Condoms are getting old. For Wife, hormonal contraception is not an option. And we are very fertile together. Both kids were conceived within a few tries. For us, one mistake could easily lead to another pregnancy. (I would never use the phrase, "Unwanted," because, if something happens in the future, I would never want that child to feel as if they were a burden rather than a blessing.)

Oh, and potty training. It sucks. Changing diapers is fine for the first 18 months. Then it starts to become a burden. I actually can tolerate the smell. It's the fighting. Having to pin Toodles legs back over her head because otherwise she'll kick or or her poop or get it all over the place sucks. She's crying, I'm angry. There's nothing good about that situation.

Sleep deprivation. While we have two outstanding sleepers, There is still those first 8-12 weeks where 5 hours of sleep feels like a full night. No thanks.

So back to the procedure (and I'll keep it brief.) There was some pain, but it wasn't torture. I wouldn't say that it was easy, because it wasn't. Dr. Chris Gonzalez of Northwestern Memorial Hospital was awesome. We had a bit of a chat and he was great about talking me through the whole thing.

We even had a bit of a chuckle. Talking about being an at-home Dad, I said that there are many days that I wish I had an office to go to. He agreed, saying that after many weekends, he's glad to get back to work. I replied, "Yeah, can't wait to sink your hands into some testicles."

Not sure how that comes across on a blog, but it was funny at the time :)

After the surgery is really when the story starts. I'll put that in the next entry.

Wednesday, April 6, 2011

Hug it Out

Toodled and JD were playing in the livingroom while I cleaned the kitchen and did some dinner prep.

Toodles began yelling, "Ow! Ow!"

I walked to the hallway that connects the kitchen to the living room. Toodles was charging toward me, still yelling, "Ow! It hurts! My arm!"

Squatting to see the problem, she pointed to the back of her hand. Then she said, "I want hug."

We hugged for a moment, then she let go and ran down the hallway to resume playing with JD.

Tuesday, April 5, 2011

Teaching Opportunity

I have been asking JD, my 4-year-old son, to clean up his plate and glass after his meals.

Today, I has using the potty when I heard a crash. There was no doubt that JD had dropped his plate. He was distressed.

I assured him that it was not a problem. After cleaning up the mess, I got another plate. After placing it on the table, I demonstrated how to use two hands and to bring it to a large, open area of the counter near the sink. Then I asked him to do it and gave him a high-5 and a hug.

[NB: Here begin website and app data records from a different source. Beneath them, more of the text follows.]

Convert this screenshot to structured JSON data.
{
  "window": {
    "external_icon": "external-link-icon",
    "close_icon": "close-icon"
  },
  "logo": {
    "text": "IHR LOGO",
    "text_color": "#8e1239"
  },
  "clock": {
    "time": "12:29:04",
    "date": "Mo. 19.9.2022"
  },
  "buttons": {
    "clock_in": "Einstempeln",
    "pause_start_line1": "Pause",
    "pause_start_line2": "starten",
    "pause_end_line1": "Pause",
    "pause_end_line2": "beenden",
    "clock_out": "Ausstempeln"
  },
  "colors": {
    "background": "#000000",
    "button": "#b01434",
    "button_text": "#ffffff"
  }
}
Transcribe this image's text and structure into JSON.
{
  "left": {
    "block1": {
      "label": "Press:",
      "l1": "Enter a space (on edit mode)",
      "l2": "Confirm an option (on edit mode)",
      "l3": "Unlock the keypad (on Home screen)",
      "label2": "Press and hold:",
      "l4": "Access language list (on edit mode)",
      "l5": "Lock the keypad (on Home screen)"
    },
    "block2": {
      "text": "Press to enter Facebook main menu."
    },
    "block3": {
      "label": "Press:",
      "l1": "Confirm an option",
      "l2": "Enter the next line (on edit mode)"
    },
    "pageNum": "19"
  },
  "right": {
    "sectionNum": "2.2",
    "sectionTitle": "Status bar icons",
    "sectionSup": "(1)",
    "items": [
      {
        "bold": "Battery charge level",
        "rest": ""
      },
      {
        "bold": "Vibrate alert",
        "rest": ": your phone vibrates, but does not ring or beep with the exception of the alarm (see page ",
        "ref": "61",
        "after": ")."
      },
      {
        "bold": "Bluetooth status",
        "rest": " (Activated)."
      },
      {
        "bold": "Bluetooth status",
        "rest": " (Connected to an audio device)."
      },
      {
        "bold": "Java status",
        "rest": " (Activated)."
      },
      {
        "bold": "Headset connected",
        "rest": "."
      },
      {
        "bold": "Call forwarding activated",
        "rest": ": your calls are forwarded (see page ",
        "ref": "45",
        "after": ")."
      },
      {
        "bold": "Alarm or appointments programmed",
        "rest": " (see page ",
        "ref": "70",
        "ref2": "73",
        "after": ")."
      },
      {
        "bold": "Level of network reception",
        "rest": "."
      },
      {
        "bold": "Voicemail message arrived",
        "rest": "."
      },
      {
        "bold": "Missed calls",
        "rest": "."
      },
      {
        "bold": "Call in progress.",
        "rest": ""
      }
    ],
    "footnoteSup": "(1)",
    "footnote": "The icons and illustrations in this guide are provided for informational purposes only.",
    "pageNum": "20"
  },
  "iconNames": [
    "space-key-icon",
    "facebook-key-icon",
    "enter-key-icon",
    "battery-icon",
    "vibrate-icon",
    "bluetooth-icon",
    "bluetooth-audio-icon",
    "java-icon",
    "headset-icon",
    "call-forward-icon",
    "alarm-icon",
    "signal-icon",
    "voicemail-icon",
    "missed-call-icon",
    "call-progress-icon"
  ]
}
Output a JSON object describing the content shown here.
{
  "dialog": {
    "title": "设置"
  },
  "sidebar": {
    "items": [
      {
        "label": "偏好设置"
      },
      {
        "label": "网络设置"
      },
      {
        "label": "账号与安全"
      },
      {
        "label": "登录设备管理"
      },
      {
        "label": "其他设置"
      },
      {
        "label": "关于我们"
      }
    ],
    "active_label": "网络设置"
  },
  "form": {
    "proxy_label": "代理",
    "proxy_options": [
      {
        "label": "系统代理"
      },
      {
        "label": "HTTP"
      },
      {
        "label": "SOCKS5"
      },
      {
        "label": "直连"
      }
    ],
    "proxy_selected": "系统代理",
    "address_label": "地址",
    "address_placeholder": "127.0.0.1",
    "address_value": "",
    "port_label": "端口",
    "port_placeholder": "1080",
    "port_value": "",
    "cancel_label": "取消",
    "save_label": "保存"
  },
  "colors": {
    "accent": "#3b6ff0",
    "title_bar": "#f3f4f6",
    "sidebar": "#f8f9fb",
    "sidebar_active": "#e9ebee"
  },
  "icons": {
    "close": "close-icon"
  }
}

Listening to Hawk Harrelson announce White Sox games, I have learned a few of his wise sayings. Two apply here. First, experience is something you got when you didn't want to get it. Second, the worst thing you can do after a failure is to dwell on the failure rather than learn the lesson so as to be successful the next opportunity.

Funny things

JD and I were watching Fresh Beat Band when one of the characters, Twist, went into space. I asked JD what he was doing. JD replied, "He's in space. He's looking for E.T."

How cute is that?

Saturday, April 2, 2011

Just a minute, please!

With a gifted speaker comes some difficulty. Toodles, now 22 months, regularly uses 4 and 5 word sentences. The downside is that, when she asks for something, she doesn't understand concepts such as time or sanitation.

She may come to me while I'm handling raw chicken and ask for milk. Just a minute, please, I say to her. I want milk, Daddy. Just a minute, please. She begins to get frustrated and is soon crying and yelling at me.

This would be tolerable if it only happened, say, once a day. But it happens at least four or five times. Every day. At the dinner table. In the car. On a walk. At the playground. She wants something that isn't immediately available. And she gets pissed.

I have been trying to be patient, but I occasionally lose my mind and control and yell back. Of course, that only makes everyone upset. As with most undesirable behaviors, it is more a matter of time than teaching.